--- TASK PROMPT ---
State only how many lines in the listing contain the string "subtitle".

*** EXCERPTED RECORDS Section Begins ***

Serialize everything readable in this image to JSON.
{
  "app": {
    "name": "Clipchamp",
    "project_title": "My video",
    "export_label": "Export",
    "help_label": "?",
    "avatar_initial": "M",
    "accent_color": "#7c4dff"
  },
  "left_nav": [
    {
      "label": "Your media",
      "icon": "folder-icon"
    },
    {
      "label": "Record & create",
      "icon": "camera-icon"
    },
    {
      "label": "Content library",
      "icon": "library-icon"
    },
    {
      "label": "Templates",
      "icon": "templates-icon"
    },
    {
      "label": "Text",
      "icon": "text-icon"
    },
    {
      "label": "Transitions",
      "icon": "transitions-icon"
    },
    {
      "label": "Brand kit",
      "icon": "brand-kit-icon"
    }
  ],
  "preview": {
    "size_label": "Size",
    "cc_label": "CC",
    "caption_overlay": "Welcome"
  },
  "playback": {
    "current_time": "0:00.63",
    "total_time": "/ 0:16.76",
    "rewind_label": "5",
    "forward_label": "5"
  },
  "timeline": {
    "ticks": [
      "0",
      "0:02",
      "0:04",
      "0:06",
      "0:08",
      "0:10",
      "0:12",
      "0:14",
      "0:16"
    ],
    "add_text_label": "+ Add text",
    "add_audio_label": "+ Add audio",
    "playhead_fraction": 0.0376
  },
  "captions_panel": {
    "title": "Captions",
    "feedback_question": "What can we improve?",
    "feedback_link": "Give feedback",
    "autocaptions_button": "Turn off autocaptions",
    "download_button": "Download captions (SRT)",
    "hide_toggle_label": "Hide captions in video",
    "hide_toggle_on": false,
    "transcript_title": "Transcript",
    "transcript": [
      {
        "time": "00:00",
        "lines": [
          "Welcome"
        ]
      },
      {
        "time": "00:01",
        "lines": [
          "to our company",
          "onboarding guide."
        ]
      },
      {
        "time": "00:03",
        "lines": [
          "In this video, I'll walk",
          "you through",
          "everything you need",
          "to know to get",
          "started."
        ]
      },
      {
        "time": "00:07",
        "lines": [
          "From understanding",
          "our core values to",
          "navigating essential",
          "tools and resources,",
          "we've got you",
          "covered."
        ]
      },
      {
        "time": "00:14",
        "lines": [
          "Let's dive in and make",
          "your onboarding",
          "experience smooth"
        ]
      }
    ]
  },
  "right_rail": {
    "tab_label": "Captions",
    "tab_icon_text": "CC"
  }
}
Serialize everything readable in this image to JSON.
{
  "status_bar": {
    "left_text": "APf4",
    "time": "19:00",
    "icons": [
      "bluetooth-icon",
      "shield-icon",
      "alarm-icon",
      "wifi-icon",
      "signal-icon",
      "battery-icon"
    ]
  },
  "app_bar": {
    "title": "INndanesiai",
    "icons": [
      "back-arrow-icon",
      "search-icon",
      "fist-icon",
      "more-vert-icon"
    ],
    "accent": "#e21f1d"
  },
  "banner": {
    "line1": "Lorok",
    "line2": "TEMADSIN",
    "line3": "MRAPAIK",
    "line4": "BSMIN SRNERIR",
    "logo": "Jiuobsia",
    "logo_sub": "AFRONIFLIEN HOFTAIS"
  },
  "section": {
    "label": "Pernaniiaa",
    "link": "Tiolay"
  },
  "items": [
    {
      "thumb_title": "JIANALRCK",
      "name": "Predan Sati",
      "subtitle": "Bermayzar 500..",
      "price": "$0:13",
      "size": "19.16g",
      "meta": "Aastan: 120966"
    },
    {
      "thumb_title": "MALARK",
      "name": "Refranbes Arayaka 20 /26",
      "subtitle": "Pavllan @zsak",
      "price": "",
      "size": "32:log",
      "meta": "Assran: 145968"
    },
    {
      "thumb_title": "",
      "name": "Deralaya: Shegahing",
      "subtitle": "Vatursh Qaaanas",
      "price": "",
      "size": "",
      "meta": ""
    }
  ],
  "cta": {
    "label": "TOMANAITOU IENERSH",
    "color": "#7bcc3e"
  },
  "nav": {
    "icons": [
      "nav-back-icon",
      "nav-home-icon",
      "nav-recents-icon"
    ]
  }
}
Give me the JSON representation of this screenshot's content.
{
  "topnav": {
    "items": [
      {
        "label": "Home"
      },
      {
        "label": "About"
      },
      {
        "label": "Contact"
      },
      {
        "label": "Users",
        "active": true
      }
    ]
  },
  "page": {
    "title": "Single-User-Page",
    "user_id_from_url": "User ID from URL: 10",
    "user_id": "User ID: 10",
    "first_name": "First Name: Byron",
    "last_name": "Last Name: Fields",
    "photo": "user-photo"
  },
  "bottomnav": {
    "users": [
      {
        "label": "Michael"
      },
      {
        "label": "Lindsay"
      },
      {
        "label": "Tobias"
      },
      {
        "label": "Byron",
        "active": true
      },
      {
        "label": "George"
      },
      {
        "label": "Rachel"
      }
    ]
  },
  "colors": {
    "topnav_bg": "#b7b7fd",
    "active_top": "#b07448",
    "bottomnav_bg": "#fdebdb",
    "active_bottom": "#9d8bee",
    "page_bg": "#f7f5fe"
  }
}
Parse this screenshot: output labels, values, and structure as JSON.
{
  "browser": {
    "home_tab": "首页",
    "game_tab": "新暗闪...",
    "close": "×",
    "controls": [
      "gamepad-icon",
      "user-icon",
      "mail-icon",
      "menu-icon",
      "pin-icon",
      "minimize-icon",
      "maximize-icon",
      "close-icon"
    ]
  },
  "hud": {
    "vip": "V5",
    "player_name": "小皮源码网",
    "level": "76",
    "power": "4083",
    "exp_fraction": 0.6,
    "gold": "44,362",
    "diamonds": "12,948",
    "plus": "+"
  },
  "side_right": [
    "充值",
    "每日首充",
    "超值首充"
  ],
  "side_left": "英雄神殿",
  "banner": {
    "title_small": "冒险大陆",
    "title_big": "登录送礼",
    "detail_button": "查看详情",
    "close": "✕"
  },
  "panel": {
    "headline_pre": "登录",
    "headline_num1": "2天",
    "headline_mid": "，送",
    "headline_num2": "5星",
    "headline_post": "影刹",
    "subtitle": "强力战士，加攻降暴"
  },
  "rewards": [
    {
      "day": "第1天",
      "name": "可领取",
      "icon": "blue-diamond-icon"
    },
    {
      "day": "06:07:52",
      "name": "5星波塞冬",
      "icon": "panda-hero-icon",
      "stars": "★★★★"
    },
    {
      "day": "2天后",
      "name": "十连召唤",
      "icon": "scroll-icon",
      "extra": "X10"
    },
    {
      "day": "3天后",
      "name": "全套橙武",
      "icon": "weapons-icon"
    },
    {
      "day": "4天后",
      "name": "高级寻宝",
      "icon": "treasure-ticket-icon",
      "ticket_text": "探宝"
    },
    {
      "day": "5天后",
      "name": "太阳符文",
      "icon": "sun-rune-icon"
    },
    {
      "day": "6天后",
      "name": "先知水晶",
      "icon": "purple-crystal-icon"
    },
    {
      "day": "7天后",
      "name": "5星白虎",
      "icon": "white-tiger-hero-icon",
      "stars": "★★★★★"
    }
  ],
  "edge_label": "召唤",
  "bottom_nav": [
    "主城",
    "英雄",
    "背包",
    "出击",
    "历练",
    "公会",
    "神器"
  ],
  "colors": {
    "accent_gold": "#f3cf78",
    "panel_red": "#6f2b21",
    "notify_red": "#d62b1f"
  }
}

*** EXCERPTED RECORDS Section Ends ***

--- WRITTEN ANSWER ---
4